I consult, write, and speak on running better technology businesses (tech firms and IT captives) and the things that make it possible: good governance behaviors (activist investing in IT), what matters most (results, not effort), how we organize (restructure from the technologically abstract to the business concrete), how we execute and manage (replacing industrial with professional), how we plan (debunking the myth of control), and how we pay the bills (capital-intensive financing and budgeting in an agile world). I am increasingly interested in robustness over optimization.

I work for ThoughtWorks, the global leader in software delivery and consulting.

Saturday, February 10, 2007

An "Innovation Maturity Model?"

Our innovation model now has multiple practices within each of three dimensions. Collectively, it looks like this:

Delivery Assurance
Source Code Management
Collective Code Ownership

Tools & Infrastructure
Community Management
Bar Lifting
Risk Tolerance

Continuous Sourcing

We can make this model still more finely grained by identifying the ways in which each practice area is performed. For example, we can define different ways to fulfill the Governance practice of “commercials and contracts.” By sequencing in degree order the extent to which each method of execution enables innovation, we can create a simple innovation “maturity model.”

This is, clearly, going to be a bit involved, but it gives us useful information. The extent to which the different practices are performed will be a strong indicator of our organisation’s aptitude for innovation. In addition, having a “maturity flight” for each will highlight strengths and deficiencies in how we operate now. This, in turn, allows us to focus our efforts and investments specifically where it will make us more competitive.

In constructing progressions of practice in rank order by the extent to which they facilitate innovation, we start with a simple taxonomy of “innovation maturity.”

  • Level 3: Practices that are fully aligned with and engender innovation
  • Level 2: Practices that engender but do not maximize innovation
  • Level 1: Practices that are neutral or marginally enable innovation
  • Level -1: Practices that inhibit consistent innovation

    Having a “Level -1” is useful from the point of view that there is value in calling out practices that inhibit innovation.
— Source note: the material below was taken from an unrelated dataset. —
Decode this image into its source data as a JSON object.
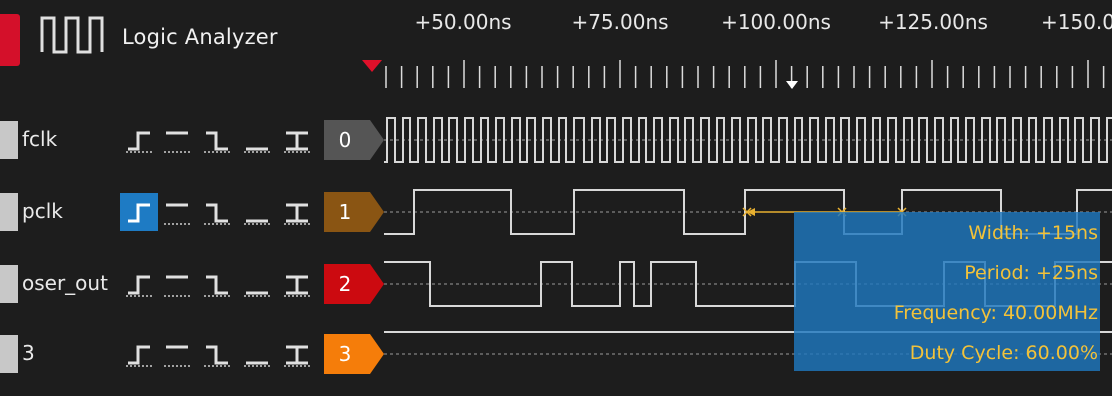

A Level 3 might be thought of as a maximum degree of facilitation. Between are varying degrees to which things are done that engender innovation but are suboptimal in a purely “innovation” context. This is not to say that Level 3 should be the target: there may be economic or operational reality why an organization peaks at level 2 or 1. This is also not to say that there are not levels beyond 3, but for purposes of constructing an initial model, it is best to keep it simple. Bear in mind that this is simply a model that provides us a structured way to analyse what we’re doing now and suggest what we should be doing instead.

    With a taxonomy, and a series of practices, we should be able to construct a “maturity flight” for each practice, sequencing activity in degree order to which each engenders innovation.

    For example, the “maturity flight” of the Compliance dimension of Governance might look like this:

  • Level 3: Compliance rules are automated and implemented as gatekeeper events in daily activity (e.g., through build) and feed a compliance dashboard
  • Level 2: Key success factors for solution completeness (security, performance, reliability) implemented as a battery of repeatable test suites
  • Level 1: Multi-disciplinary compliance working group formed with delivery leaders to articulate “solution completeness” in plain terms
  • Level -1: After-the-fact audit and review intended to find errors as opposed to guide solutions; rules set by non-delivery staff; rules exist in documentation

    Similarly, within Community, the Participation flight might look like this:

  • Level 3: Programmes established to recognize and enable participation (e.g., a 10% scheme, internally funded conferences)
  • Level 2: Communities fo Practices form; practice membership recognized by HR as a soft “matrix” organization; soft budget allocated
  • Level 1: Collaboration tools and space passively advertised; demand-based “at-will” participation
  • Level -1: Teams work in isolation; collaboration is a function of individual networking

    And so on, for all practices.

    By doing this for every practice area, it becomes possible for us to:

  • Identify specifically the deficiencies and obstacles to our ability to innovate,
  • Map the affinity that we have for innovation.
  • Track our progress as we improve our ability to innovate.

    Of course, with as many as 19 practice areas identified, this is going to produce a lot of data.As we have an index and a categorization for each, we can consolidate our scores and get an overall assessment of our Agility, Community and Governance practices.

    In so doing, we have a composite picture of where we’re at relative to where we’d like to be relative to an “ideal state.” Again, we have to use this judiciously: this is not intended as a certification or a mandate. It is an indicator that, properly applied, should allow us to better ask and answer: to what extent does our organisation really do the things that lend themselves to innovation? We cannot expect innovation from an environment that is not conducive to it. This degree of insight goes a long way to avoiding a futile “innovation mandate.”